Search This Blog

Monday, October 29, 2007


There are two things that the privacy community has been saying for some time now—and that includes this blog—re. announcements of data breaches. First, the number of personal records lost that is quoted by the company is probably less than it really is. Second, the selling of the stolen information by the ID theft underworld will continue for months to come. And that is exactly what has happened in the TJX (TJ Maxx, Marshalls in the US, Winners and HomeSense in Canada) case which originally reported 45.7 million credit and debit card numbers stolen, but according to recent court documents in lawsuits against TJX, the new number is officially 94 million. Second, fraud-related cases from the breach involving Visa cards alone already range from $68 to $83 million spread across 13 countries, and, according to Visa USA’s VP of investigations and fraud management, this will continue for who knows how long. (See MSNBC story) One of the reasons the Visa executive, and other privacy activists like myself are so sure the stealing of victims’ private information will continue is that it has happened before. Another is that the identity crooks were cruising around the Marshalls’ parking lot in 2005, able to access what they wanted using a directional antenna to download the data. And what they wanted was customer sensitive data to sell. breaks the total down to 29 million MasterCard victims, and 65 million Visa victims, these figures also taken right from the same court files in Boston. The breach continued undetected for seventeen months, during which time the hackers had a field day in TJX’s central database. Legal action has also been filed against Fifth Third Bancorp which processed some payment card transactions, and banks affected are seeking class action certification so others can join in the complaint. From our neighbors up North, all news radio 680 reports that there is a new survey that says the Canadians “are very nervous about their personal information.” That can be attributed to the fact that Canadian privacy law is much stronger than here in the US. (See earlier post on TJX) There’s a good chronology of incidents from the TJX breach, also on, that follows how the bad guys moved 80GB of data and remained undetected for seven months. First of all, TJX was found not to be PCI compliant. The Payment Card Industry (PCI), including Visa and MasterCard, require merchants to protect cardholder information by adhering to a set of security standards. Therefore, it was rather simple through a high-speed connection for the intruder to transfer the data to another site on the Internet in California. Even in 2004 before the breach, TJX had several security deficiencies identified that included specific violations.

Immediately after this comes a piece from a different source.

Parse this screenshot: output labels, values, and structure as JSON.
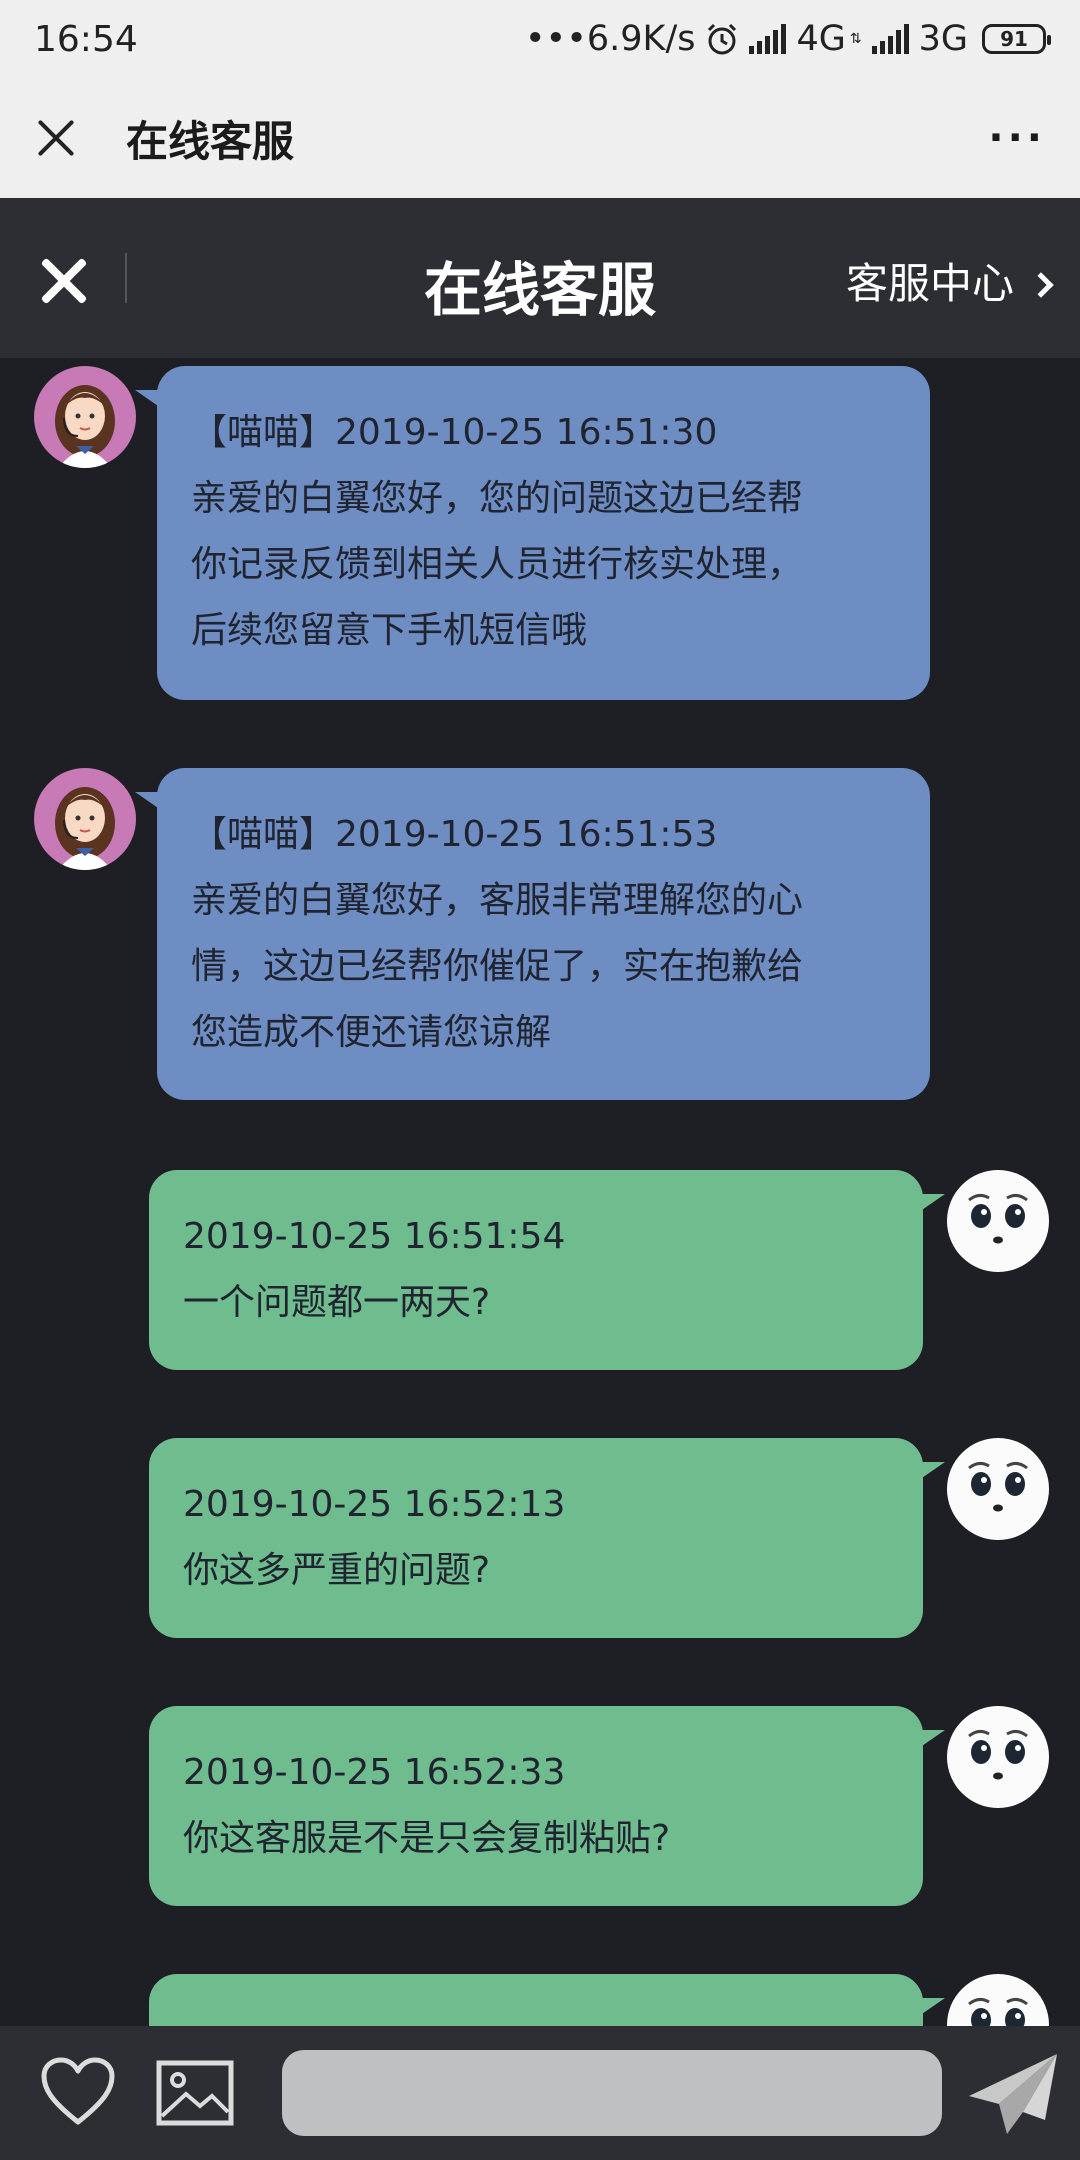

This was confirmed by a company consultant who added that he had never seen such a void of monitoring in a company this size as he saw at TJX. It’s like the old saying, the gift that keeps giving. Well, this is the kind of breach that keeps taking…your money and time.

No comments: